Are we willing to accept criticism, advice, and suggestions from competent individuals who are divorced from and completely independent of the institution?
Should we enlarge our extramural activity and add more social workers to our field staff in order to find places for many destitute children who apply to us and receive no favorable attention?
Are we pursuing the wise course to receive normal children mainly, or should we make provision to give special attention to handicapped or exceptional classes?
Has the time come when we should consider changing the name to the Connie Maxwell Home, The Connie Maxwell Home for Children, or some other suitable name?
Are we taking for granted that Connie Maxwell Orphanage is doing first-class work because it happens to be a popular cause and stands high in the favor and esteem of the people?
Many children, formerly pupils at the orphanage, have not come to high success as all admit, but are we willing to study our failures in an honest way, guided by scientific helpers in order that we may make corrections for better future services?
Are we willing to take a leaf out of the book of the industrial, chemical, and mechanical organizations of the present day and plan for new techniques?
Many modern enterprises have skillful and highly salaried persons on their payroll, studying every detail of the business of the organization in order that high efficiency may be reached as failures are discovered.
These questions flow from the passionate heart and fiery spirit of a man who was committed to excellence! You can feel his intensity in challenging the status quo and calling himself and all those who surround him to a higher level of accountability in ministry.
A higher level of excellence….
Finally, I guess these thoughts are begging us to answer the question for today.
As we step forward to complete our third year of “A Decade of Dreams” and move towards the execution of many of our dreams for children in Jesus’ name…
What will our response be?
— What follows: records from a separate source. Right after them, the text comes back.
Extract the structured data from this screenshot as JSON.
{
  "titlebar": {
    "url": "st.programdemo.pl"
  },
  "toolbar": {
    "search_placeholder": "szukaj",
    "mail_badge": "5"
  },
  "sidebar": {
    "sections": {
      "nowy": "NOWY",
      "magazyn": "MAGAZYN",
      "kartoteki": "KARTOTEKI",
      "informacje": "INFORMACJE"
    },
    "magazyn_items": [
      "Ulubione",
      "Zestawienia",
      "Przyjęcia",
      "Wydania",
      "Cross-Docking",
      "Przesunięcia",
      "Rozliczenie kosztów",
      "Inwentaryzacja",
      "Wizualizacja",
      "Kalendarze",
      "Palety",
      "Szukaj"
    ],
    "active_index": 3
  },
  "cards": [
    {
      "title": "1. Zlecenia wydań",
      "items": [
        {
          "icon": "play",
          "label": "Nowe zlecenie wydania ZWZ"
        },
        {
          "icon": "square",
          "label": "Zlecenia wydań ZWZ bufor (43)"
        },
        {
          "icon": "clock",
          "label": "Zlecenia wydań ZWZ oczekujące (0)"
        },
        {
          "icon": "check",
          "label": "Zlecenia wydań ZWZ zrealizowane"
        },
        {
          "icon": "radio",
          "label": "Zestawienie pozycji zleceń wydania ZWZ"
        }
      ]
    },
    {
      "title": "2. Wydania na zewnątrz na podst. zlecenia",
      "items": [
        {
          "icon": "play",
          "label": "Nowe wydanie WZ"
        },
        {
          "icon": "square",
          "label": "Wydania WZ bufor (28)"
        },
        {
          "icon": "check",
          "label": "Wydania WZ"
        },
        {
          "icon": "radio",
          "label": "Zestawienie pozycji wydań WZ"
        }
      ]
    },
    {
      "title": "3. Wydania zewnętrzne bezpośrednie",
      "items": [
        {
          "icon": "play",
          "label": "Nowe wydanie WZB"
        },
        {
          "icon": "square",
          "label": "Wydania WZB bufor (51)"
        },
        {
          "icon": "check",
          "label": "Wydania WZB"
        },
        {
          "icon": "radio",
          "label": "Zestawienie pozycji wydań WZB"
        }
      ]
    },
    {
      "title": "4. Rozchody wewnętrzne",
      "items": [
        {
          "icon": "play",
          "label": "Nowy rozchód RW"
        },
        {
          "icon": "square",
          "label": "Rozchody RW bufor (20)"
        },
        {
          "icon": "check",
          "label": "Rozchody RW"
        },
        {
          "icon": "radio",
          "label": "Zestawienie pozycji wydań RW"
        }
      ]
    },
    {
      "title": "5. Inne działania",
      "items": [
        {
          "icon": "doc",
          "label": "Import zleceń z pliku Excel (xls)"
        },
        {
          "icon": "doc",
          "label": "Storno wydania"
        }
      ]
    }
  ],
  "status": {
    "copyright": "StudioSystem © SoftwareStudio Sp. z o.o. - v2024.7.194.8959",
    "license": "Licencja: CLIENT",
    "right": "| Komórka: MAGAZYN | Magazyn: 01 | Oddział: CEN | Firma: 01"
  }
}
We should weigh the options. We should count the cost.
Will we shuffle along with the crowd, or will we run with the horses?
My reply, Connie Maxwell will…
“Run with the Horses!”